(Screengrab by Hayley Tsukayama)

Do you have burning shark-related questions that you want answered? Of course you do: it's Shark Week.

Well, you're in luck. Discovery's "Shark Week," the annual week-long devotion to all things sleek and, well, shark-related, is in full swing. And, this year, the company is adding something new to its extensive coverage plan -- live video chat.
Live video has been part of Shark Week for a few years now -- last year, streams pulled in more than 67,000 unique viewers. But shark-lovers this year can tune into the live camera at the National Aquarium's Blacktip Reef Shark tank not only to watch the sharks swim, but also to chat live with scheduled experts who will be fielding questions underwater. The next show will be at 3:20 p.m. on Tuesday, and viewers can submit questions on Discovery's chat or via Twitter using the hashtag #SharkDiverChat.

Or you can just tune in and watch the sharks.

Streaming video has really had its moment in the sun this year, bursting in popularity thanks to apps such as Periscope and Meerkat, plus the success of sites such as Twitch.
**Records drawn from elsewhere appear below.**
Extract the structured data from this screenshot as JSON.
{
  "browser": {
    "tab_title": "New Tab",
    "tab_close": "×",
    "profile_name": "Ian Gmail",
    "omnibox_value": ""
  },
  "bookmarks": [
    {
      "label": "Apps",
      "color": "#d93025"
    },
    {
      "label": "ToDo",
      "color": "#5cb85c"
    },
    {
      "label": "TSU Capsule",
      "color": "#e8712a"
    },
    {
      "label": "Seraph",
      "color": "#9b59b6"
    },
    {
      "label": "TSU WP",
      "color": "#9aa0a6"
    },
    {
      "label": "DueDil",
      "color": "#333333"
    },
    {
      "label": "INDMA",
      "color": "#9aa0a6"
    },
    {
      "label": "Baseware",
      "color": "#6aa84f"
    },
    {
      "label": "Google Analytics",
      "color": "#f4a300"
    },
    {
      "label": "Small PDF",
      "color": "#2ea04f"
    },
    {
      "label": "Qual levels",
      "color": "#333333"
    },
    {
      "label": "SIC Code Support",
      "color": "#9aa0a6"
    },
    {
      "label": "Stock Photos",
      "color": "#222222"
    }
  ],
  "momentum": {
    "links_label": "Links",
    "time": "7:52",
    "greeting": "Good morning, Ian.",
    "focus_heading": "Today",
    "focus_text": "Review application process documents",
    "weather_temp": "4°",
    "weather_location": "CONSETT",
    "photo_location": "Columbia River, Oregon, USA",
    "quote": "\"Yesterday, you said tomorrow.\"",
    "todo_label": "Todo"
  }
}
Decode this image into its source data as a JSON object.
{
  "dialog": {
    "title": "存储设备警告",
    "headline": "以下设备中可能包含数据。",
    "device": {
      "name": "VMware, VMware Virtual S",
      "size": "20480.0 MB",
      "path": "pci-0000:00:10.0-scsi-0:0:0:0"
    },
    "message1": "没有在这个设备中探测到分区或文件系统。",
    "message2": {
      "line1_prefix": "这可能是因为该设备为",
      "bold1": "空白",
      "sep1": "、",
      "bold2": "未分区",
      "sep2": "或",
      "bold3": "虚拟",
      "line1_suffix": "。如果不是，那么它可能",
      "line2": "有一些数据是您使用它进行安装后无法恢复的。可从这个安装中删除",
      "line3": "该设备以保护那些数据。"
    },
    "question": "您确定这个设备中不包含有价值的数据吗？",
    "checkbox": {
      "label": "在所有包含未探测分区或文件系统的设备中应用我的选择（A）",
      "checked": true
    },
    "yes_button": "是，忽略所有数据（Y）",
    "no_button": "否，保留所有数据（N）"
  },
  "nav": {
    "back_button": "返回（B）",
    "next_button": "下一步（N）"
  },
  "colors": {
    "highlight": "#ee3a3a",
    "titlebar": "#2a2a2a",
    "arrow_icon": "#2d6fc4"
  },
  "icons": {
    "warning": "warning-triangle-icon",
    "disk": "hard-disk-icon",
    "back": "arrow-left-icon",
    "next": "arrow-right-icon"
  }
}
Brands and individuals alike have turned to live video in a big way to make real-time connections.

Discovery, for example, is reaching out to viewers and the scientific community this year as part of a push to be more authentic and educational, said Jason Robey, executive interactive producer on the Shark Week team.  "The shark cams and live Q&A are important to that strategy," he said, also highlighting online efforts such as Discovery's "Sharkopedia" -- a collection of shark facts -- and a library of online clips.

The chat could also help Discovery reach out to younger viewers, as the demographics for Shark Week in general tend to be on the younger side, Robey said. "That's part of why we've built such a juggernaut on the digital and social side," he said.

[Discovery’s Shark Week has forced a TV feeding frenzy]

The camera footage is being streamed in partnership with UStream, a live video company that's been around since 2007 and has partnered with Discovery and its Animal Planet channel in the past to supply live footage for Shark Week and other events.

The steady rise of interest in streaming video has been interesting to watch over the years, said Ustream's chief executive Brad Hunstable. And traditional media companies such as Discovery are not the only ones to taken up the charge, he said. Ustream has also been getting more interest from firms that don't normally broadcast anything and that are looking to streaming video to run webinars, share product launches and more.

"We've done things with Intuit and Home Depot," he said. "With our company, a significant portion of it comes from enterprises."

Still, Discovery's Shark Week offers up a prime example of what Hunstable called "supplemental TV content," in which channels can offer extra content on your phone that goes beyond what's on TV.

In the future, Hunstable said, he expects that virtual reality will become an equally important part of the enhanced viewing experience. Imagine, if you could "swim" around the shark tank yourself -- without risk to you or any animals that may come in contact with your flippers, he said.

"You could imagine a day where this is done with virtual reality, and you could be in the aquarium," he said. "That's not too far in the future."